|One-time fiscal revenue||Allison analysis|
|Sale, municipal parking lot||$850,000|
"The Fire Chief can then get his ladder truck," said Allison, who headed the town's Warrant Committee which has long advocated that one-time revenue should be segregated from the general budget.
The long-run yearly revenue heading to the town coffers in Allison's report would reach $611,830 annually, slightly more than Smith Legacy's estimate of $569,089.
|Future fiscal revenue||Allison analysis||
|Net property taxes||$530,000||$492,000|
|Other available funds||-||$23,370|
Allison concluded that property taxes will be higher as the commercial rents will be achieve top rents, the inclusion of meals taxes for restaurants and any in-store services at the proposed food store, and that renters will each have a car and that those vehicles will be more in line with those vehicles owned by Belmont residents which are more likely to be high end autos.
"We have better cars than the developer thought," said Allison.
As to what a future Cushing Village will have on town services, both reports see the impact felt by four departments: Police, Fire, a limited cost from the Department of Public Works (as the developer has committed to performing most of the public work services around the complex) and the Schools.
According to Allison, annual municipal costs will top at $153,000 in fire, police and other services.
Where the two analyses did diverge is in the number of students and the associated costs that each student will bring to the system.
The issue of student population has become an issue this school year as the number of pupils in Belmont Schools has risen at a rate greater than the historical average resulting in two grades, one at the Wellington and the other in the Chenery Middle School, exceeding the District recommended pupil size.
Allison said that her analysis on additional students was based on post-recession data and on actual studies on apartments in similar developments in Belmont such as the 40 units at 125 Trapelo Rd., which is located across the roadway from the proposed development.
She concluded that Cushing Village would result in 35 to 41 additional students entering Belmont schools at $10,911 per student for a total of approximately $381,000 in additional costs to the school budget.
In the black
In Allison's study, Belmont would see an approximate $77,000 increase annually from allowing the developer to build Cushing Village.

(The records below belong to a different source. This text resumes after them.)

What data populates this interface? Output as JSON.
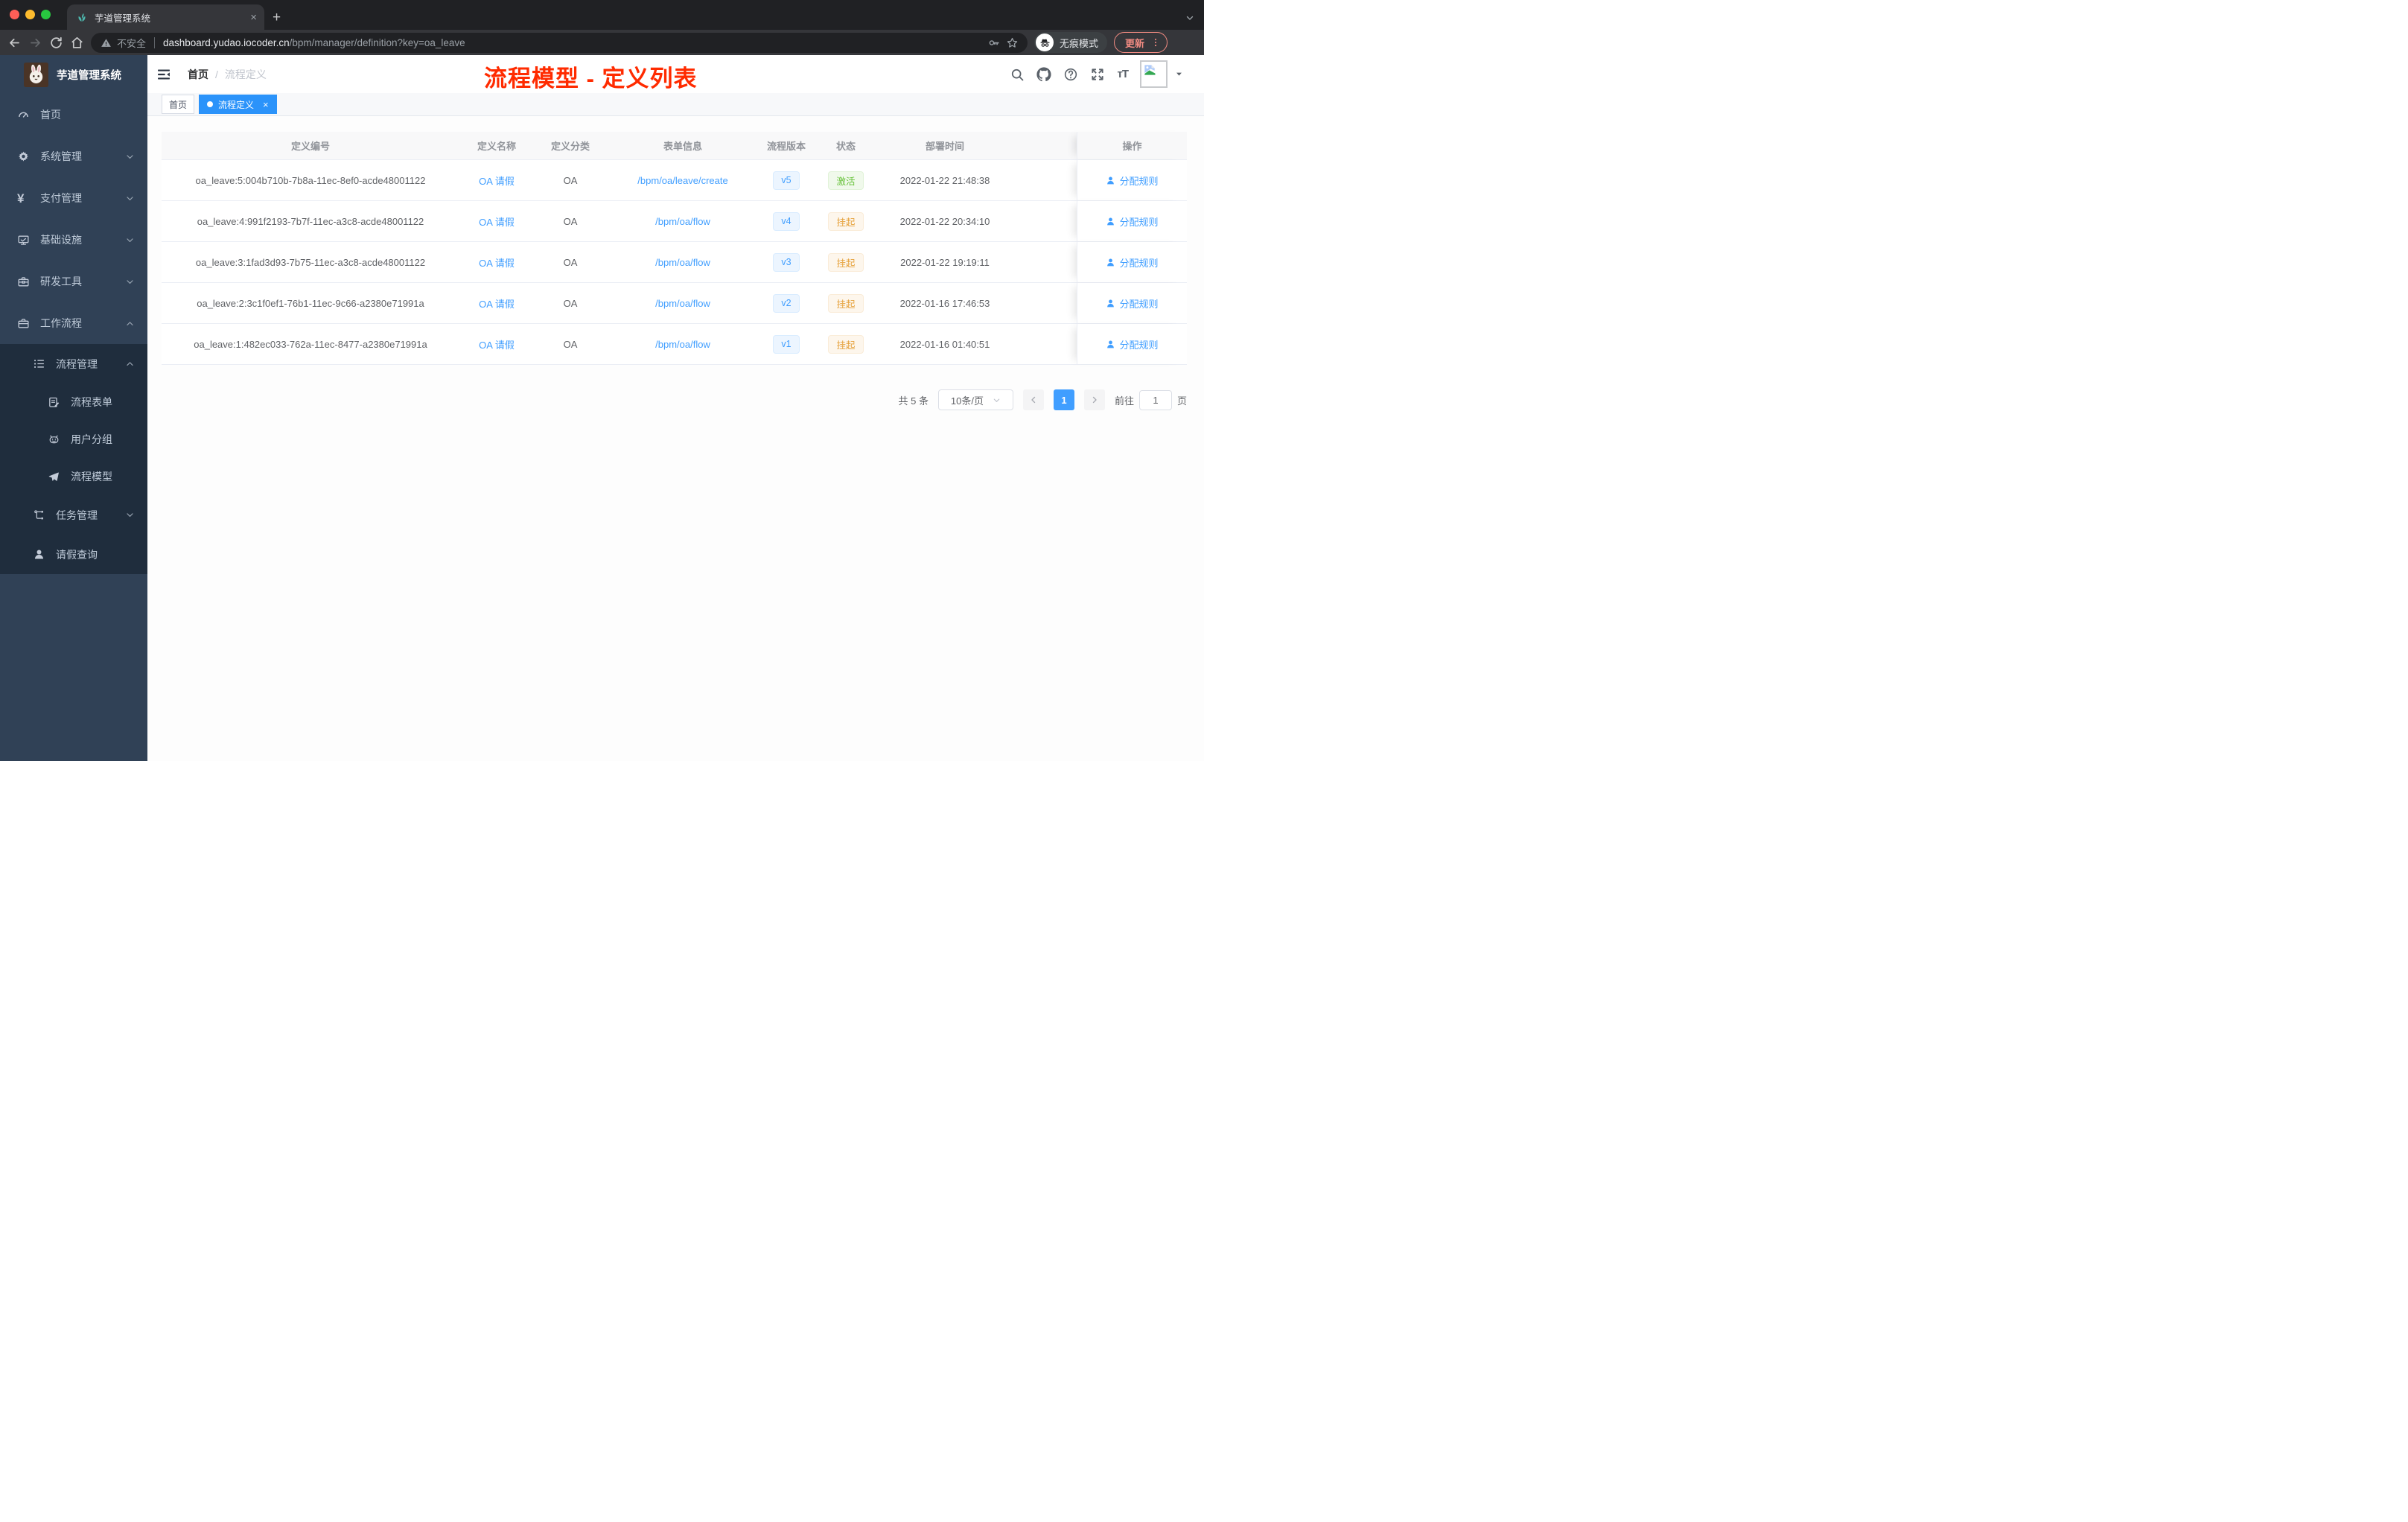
{
  "browser": {
    "tab_title": "芋道管理系统",
    "new_tab_label": "+",
    "security_label": "不安全",
    "url_host": "dashboard.yudao.iocoder.cn",
    "url_path": "/bpm/manager/definition?key=oa_leave",
    "incognito_label": "无痕模式",
    "update_button_label": "更新"
  },
  "sidebar": {
    "logo_title": "芋道管理系统",
    "menu": [
      {
        "label": "首页",
        "icon": "dashboard",
        "level": 1,
        "chevron": null,
        "dark": false
      },
      {
        "label": "系统管理",
        "icon": "gear",
        "level": 1,
        "chevron": "down",
        "dark": false
      },
      {
        "label": "支付管理",
        "icon": "yen",
        "level": 1,
        "chevron": "down",
        "dark": false
      },
      {
        "label": "基础设施",
        "icon": "monitor",
        "level": 1,
        "chevron": "down",
        "dark": false
      },
      {
        "label": "研发工具",
        "icon": "toolbox",
        "level": 1,
        "chevron": "down",
        "dark": false
      },
      {
        "label": "工作流程",
        "icon": "briefcase",
        "level": 1,
        "chevron": "up",
        "dark": false
      },
      {
        "label": "流程管理",
        "icon": "flow",
        "level": 2,
        "chevron": "up",
        "dark": true
      },
      {
        "label": "流程表单",
        "icon": "form",
        "level": 3,
        "chevron": null,
        "dark": true
      },
      {
        "label": "用户分组",
        "icon": "robot",
        "level": 3,
        "chevron": null,
        "dark": true
      },
      {
        "label": "流程模型",
        "icon": "send",
        "level": 3,
        "chevron": null,
        "dark": true
      },
      {
        "label": "任务管理",
        "icon": "tree",
        "level": 2,
        "chevron": "down",
        "dark": true
      },
      {
        "label": "请假查询",
        "icon": "user",
        "level": 2,
        "chevron": null,
        "dark": true
      }
    ]
  },
  "header": {
    "breadcrumb": {
      "home": "首页",
      "separator": "/",
      "current": "流程定义"
    },
    "annotation_title": "流程模型 - 定义列表",
    "action_icons": [
      "search-icon",
      "github-icon",
      "help-icon",
      "fullscreen-icon",
      "font-size-icon",
      "avatar",
      "caret-down-icon"
    ]
  },
  "tags": {
    "home": {
      "label": "首页",
      "active": false
    },
    "current": {
      "label": "流程定义",
      "active": true,
      "close": "×"
    }
  },
  "table": {
    "columns": [
      "定义编号",
      "定义名称",
      "定义分类",
      "表单信息",
      "流程版本",
      "状态",
      "部署时间",
      "操作"
    ],
    "rows": [
      {
        "id": "oa_leave:5:004b710b-7b8a-11ec-8ef0-acde48001122",
        "name": "OA 请假",
        "category": "OA",
        "form": "/bpm/oa/leave/create",
        "version": "v5",
        "status": "激活",
        "status_type": "success",
        "deploy_time": "2022-01-22 21:48:38",
        "action": "分配规则"
      },
      {
        "id": "oa_leave:4:991f2193-7b7f-11ec-a3c8-acde48001122",
        "name": "OA 请假",
        "category": "OA",
        "form": "/bpm/oa/flow",
        "version": "v4",
        "status": "挂起",
        "status_type": "warning",
        "deploy_time": "2022-01-22 20:34:10",
        "action": "分配规则"
      },
      {
        "id": "oa_leave:3:1fad3d93-7b75-11ec-a3c8-acde48001122",
        "name": "OA 请假",
        "category": "OA",
        "form": "/bpm/oa/flow",
        "version": "v3",
        "status": "挂起",
        "status_type": "warning",
        "deploy_time": "2022-01-22 19:19:11",
        "action": "分配规则"
      },
      {
        "id": "oa_leave:2:3c1f0ef1-76b1-11ec-9c66-a2380e71991a",
        "name": "OA 请假",
        "category": "OA",
        "form": "/bpm/oa/flow",
        "version": "v2",
        "status": "挂起",
        "status_type": "warning",
        "deploy_time": "2022-01-16 17:46:53",
        "action": "分配规则"
      },
      {
        "id": "oa_leave:1:482ec033-762a-11ec-8477-a2380e71991a",
        "name": "OA 请假",
        "category": "OA",
        "form": "/bpm/oa/flow",
        "version": "v1",
        "status": "挂起",
        "status_type": "warning",
        "deploy_time": "2022-01-16 01:40:51",
        "action": "分配规则"
      }
    ]
  },
  "pagination": {
    "total_label": "共 5 条",
    "page_size_label": "10条/页",
    "current_page": "1",
    "goto_label": "前往",
    "goto_value": "1",
    "page_unit": "页"
  },
  "colors": {
    "accent_blue": "#409eff",
    "active_tag_blue": "#2b93fa",
    "annotation_red": "#ff2b00",
    "status_active_green": "#67c23a",
    "status_suspended_orange": "#e6a23c",
    "sidebar_bg": "#304156",
    "submenu_bg": "#1f2d3d",
    "update_button_red": "#f28b82"
  }
}
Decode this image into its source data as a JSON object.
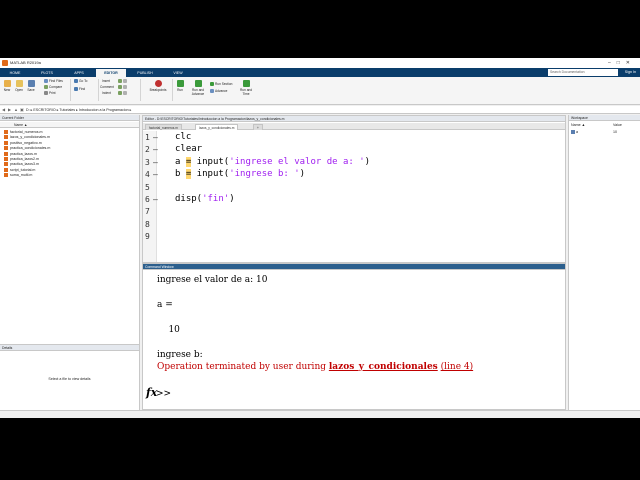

The Smith Legacy report, presented by the developer's attorney Mark Donahue, resulted in a lower cost per student, at $8,417 – it did not include a capital charge for the expected wear and tear with more students – and calculated just a dozen or so new pupils entering the District system.
|Fiscal impact on schools||Allison analysis||
|Net revenue for Belmont||$76,927||$316,969|
Donahue said the developer's analysis used a much greater sample size from eight comparable mixed-use developments in eastern Massachusetts including Dedham, Westwood, Andover, Newton and Hingham which concluded that families are less likely to rent in a development that has several uses and lack open spaces like a backyard and open space.
In addition, Cushing Village two-bedroom rents are likely to be pegged at $3,000 a month, pushing many to seek lower-cost rentals with more extras, said Donahue.
Smith Legacy concluded that added annual education expenses would be nearly $131,000, just under a third of Allison's calculations.
After making her opening wager, Allison said that while the developer's housing examples are from developments similar in uses as Cushing Village, "they are not anywhere near being the draw as the Belmont schools are."
Just as the hard numbers show a positive impact on the town's books, Starr said just as important, the amenities Cushing Village would bring, including a food store, municipal parking, open space and a retail, "demonstrate that this smart growth project can meet the goals of the overlay district in a way that benefits residents and current business owners."